I distinctly remember the pleasures of being 23, of jogging through the parks of Tokyo, where I then lived, the frogs croaking and cicadas humming in the evening’s darkness, my body and soul invigorated by the endless possibilities that lay around the next bend, wherever that might be.
My memories of 43 remain in sharper focus — of how I spent so much of this past year racing down the dirt paths of Central Park, trying to escape from the nightmare of six relatives in medical treatment; trying not only to bolt from that bad dream, but also to take respite from all the small headaches of a middle-aged mom, from negotiating the frenetic aisles at Fairway Market to professional deadlines to the social dynamics of second and fifth grade.
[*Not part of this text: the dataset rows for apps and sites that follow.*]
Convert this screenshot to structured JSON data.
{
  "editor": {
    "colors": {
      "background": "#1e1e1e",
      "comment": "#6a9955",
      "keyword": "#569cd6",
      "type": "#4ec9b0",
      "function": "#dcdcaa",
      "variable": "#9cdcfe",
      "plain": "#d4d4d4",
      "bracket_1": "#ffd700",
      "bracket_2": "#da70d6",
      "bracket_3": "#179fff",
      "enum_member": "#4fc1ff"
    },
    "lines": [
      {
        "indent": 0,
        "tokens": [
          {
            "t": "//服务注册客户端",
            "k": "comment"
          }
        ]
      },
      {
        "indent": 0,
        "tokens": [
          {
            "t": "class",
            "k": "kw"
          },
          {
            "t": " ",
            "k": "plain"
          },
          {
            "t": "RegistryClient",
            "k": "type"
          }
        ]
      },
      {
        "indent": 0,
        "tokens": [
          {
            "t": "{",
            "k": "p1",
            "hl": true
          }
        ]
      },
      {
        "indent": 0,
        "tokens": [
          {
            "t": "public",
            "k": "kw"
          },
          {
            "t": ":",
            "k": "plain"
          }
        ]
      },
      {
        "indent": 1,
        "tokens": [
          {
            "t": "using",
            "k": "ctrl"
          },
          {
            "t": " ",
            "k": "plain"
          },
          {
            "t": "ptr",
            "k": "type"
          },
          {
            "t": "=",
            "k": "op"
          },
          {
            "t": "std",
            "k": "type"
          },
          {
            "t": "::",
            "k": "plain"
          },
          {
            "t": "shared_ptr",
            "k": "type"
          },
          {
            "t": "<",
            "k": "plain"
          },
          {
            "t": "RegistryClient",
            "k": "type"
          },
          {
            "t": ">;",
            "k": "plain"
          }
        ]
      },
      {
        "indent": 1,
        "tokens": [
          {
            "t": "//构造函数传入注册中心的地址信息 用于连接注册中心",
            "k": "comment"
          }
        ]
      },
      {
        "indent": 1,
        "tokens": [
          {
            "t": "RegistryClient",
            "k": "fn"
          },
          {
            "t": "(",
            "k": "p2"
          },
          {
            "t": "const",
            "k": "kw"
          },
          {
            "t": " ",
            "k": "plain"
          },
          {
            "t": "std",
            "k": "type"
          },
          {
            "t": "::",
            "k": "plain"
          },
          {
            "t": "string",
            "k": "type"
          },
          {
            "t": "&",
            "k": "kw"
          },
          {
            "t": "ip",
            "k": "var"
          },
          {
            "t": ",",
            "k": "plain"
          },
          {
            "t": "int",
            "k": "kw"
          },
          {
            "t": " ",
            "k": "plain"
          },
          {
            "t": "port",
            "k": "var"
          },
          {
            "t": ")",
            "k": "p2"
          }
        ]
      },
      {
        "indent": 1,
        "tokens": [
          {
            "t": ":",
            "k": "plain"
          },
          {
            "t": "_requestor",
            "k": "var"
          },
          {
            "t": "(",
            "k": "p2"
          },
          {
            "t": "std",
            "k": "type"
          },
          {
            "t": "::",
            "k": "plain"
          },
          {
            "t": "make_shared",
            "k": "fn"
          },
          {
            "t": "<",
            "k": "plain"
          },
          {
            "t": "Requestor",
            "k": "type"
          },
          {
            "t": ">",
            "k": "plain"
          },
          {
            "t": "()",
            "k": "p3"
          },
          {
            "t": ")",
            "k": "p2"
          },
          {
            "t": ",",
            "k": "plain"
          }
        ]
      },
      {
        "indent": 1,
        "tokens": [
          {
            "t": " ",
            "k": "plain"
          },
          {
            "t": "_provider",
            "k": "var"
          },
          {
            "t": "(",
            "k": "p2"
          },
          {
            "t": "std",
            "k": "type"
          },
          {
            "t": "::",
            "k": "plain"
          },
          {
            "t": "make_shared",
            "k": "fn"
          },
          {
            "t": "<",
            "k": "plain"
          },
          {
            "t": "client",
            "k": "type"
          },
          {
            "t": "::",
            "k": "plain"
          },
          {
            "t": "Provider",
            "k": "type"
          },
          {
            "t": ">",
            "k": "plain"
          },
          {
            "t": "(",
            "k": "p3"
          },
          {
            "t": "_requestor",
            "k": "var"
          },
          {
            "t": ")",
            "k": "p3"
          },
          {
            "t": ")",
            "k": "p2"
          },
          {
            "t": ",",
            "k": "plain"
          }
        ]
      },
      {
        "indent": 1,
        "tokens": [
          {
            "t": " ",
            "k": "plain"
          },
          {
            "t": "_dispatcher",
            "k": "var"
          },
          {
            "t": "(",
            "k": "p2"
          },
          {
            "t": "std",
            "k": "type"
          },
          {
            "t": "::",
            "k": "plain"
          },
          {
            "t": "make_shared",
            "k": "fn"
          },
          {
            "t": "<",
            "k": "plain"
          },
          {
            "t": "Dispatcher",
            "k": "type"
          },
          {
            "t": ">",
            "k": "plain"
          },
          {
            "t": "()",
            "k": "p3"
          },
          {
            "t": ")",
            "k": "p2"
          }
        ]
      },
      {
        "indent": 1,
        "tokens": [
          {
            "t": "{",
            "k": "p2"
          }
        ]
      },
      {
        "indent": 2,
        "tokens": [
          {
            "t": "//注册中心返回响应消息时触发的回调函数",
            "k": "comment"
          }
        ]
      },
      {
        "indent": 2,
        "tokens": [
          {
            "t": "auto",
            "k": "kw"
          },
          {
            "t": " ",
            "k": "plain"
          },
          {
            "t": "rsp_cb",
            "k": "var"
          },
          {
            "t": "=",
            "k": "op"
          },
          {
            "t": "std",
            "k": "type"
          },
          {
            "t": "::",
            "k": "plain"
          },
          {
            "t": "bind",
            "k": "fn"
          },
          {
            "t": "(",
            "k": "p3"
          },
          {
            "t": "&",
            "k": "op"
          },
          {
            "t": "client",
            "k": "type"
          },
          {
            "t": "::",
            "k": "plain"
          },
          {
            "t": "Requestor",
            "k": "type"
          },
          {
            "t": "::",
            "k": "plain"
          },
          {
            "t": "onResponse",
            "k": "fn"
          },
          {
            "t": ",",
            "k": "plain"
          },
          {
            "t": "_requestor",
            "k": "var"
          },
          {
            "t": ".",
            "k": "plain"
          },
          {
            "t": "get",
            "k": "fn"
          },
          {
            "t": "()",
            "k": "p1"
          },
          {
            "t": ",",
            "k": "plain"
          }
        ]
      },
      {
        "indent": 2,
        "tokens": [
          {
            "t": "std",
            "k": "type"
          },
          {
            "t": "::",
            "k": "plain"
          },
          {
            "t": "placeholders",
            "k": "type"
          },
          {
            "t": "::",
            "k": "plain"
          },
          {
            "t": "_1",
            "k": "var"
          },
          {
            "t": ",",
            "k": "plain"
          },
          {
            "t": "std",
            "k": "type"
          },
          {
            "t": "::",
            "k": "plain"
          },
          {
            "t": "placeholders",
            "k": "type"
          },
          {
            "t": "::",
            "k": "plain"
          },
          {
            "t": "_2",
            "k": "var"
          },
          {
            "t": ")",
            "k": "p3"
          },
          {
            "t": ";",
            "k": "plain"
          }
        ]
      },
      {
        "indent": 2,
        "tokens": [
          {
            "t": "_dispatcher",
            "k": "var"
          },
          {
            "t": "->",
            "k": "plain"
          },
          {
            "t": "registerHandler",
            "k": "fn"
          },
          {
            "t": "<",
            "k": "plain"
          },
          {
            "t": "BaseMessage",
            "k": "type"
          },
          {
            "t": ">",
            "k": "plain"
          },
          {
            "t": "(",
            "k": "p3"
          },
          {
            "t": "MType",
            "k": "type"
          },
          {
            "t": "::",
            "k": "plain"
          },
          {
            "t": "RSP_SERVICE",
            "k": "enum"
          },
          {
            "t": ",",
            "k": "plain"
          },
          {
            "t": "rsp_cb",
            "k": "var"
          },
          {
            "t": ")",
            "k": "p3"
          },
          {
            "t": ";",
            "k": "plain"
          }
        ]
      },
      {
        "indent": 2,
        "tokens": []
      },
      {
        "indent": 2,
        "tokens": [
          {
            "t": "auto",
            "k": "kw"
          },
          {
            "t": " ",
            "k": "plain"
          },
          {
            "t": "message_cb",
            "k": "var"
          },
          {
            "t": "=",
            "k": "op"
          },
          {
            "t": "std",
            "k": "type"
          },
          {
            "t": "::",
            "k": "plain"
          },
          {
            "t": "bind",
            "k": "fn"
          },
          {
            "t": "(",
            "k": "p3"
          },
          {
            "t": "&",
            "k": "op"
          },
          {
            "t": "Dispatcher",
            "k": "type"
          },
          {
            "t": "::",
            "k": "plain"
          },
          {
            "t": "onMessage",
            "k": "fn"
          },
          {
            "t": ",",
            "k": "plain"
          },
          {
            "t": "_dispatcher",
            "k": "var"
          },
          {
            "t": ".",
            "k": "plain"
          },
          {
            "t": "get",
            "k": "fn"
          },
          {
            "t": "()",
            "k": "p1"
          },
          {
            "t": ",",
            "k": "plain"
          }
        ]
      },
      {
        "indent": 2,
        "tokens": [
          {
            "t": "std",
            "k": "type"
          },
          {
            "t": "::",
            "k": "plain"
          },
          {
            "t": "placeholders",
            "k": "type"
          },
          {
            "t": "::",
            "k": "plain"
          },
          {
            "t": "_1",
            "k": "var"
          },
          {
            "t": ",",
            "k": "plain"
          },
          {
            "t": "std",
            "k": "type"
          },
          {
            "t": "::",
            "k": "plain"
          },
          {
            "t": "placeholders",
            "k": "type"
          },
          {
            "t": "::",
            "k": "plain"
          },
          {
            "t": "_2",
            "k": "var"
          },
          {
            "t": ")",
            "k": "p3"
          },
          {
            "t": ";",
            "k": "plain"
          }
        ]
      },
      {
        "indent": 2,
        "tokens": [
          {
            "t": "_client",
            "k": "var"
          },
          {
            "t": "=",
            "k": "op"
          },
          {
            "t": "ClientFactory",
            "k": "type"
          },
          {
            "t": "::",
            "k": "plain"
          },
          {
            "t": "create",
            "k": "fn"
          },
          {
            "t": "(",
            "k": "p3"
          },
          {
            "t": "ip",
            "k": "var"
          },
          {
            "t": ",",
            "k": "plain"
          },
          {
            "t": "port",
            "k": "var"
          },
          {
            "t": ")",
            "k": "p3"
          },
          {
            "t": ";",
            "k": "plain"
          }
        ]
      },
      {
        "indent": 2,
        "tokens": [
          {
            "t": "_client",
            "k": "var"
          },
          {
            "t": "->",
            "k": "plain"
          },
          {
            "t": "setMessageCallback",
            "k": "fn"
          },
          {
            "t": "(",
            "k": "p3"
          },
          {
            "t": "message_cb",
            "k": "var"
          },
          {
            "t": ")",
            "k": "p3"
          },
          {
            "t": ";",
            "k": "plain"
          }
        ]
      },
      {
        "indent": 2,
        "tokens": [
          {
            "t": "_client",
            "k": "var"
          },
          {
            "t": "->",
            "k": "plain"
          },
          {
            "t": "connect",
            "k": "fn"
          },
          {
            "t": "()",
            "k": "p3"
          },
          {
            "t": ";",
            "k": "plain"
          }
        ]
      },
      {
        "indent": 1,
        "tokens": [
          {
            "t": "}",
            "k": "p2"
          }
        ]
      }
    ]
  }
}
The runs rejuvenate me, but they’re not enough. I feel that I, and other mid-lifers, could also benefit from a boost of creative Jewish energy, specifically geared to our schedules and mindset. But the largest-scale, most innovative, Jewish initiatives ignore us, instead concentrating on a much younger generation.
Many Jewish organizations, seeking out “emerging adults,” as this younger generation is called, offer programs that are exclusive to them: free trips to Israel (Taglit-Birthright Israel); stipends to live in Israel (MASA); year-long jobs in social justice (Avodah); homes in pluralistic communities (Moishe Houses); and eco-programs galore (Adamah, Urban Adamah and Jewish Farm School, to name just three).
But for those of us hurtling through mid-life?
“My sense is that this is not a target population,” says Leora Isaacs, a longtime Jewish education consultant. Plus, “Moms are always the last in line.”
Forbes Magazine recently called my cohort “the smaller and often forgotten Generation X.”
Imagine my delight then, when a friend told me of an organization focusing its energies on my neglected people. The organization, known as The Jewish Women’s Renaissance Project (JWRP), dubs itself as a Birthright for women. Participants pay the plane fare to the Holy Land, but the organization and its local partners cover all other expenses during this nine-day trip.
Participants say, “For the first time, I wasn’t somebody’s wife, mother, employee or employer. If you give and give and give, the well can run dry,” says Lori Palatnik, JWRP’s founding director. Launched in 2008, it already has 62 partner organizations around the globe, and by the end of 2013, it will have sent almost 4,000 women to Israel. “I’ve never been involved in a project that has taken off like a rocket,” as this one has, says Palatnik.
The requirements? Applicant should: 1) have children under the age of 18 living at home; 2) be in good mental and physical health; and 3) not be fully observant of Shabbat, since the project focuses on women with less knowledge about and commitment to Jewish life.
Of course, some middle-aged women manage to incorporate intense, new Jewish experiences into the dizzying busy-ness of their days, even without programing that strictly caters to them. My friend Andrea Fisher, a lawyer with three children, set aside three-and-a-half hours each week to study Hebrew and participate in an adult b’nai mitzvah class at Congregation Rodeph Sholom in 2010. The experience helped her feel like she “really belonged.”
Another friend, the Brooklyn-based writer Debra Nussbaum Cohen, who is also the mother of three children, took a hiatus from the working world in 2009, and spent the year as a Drisha Arts Fellow. She studied biblical Hebrew in a class of mostly much younger women. She recalls, “It was the hardest thing I have ever done mentally, but also it was so enriching and gratifying.” Debra agrees that few organizations focus on our cohort, but also thinks we need to seek out opportunities on our own. She says, “I find it a little perplexing. Why don’t people feel like they can go out and take advatnage of what is available to us?”
Still, I can’t help wishing more leaders would follow the marketing model of the Renaissance Project. It would be such a gift to us middle-aged parents, whose dreams may be more limited than they were 20 years ago, but whose spiritual needs have shifted but not diminished. As Palatnik says, “If you inspire a 20-year-old young man, you inspire a 20-year-old young man. But if you inspire a mother, you can inspire the whole family.”
Elicia Brown’s column appears the second week of the month. E-mail: email@example.com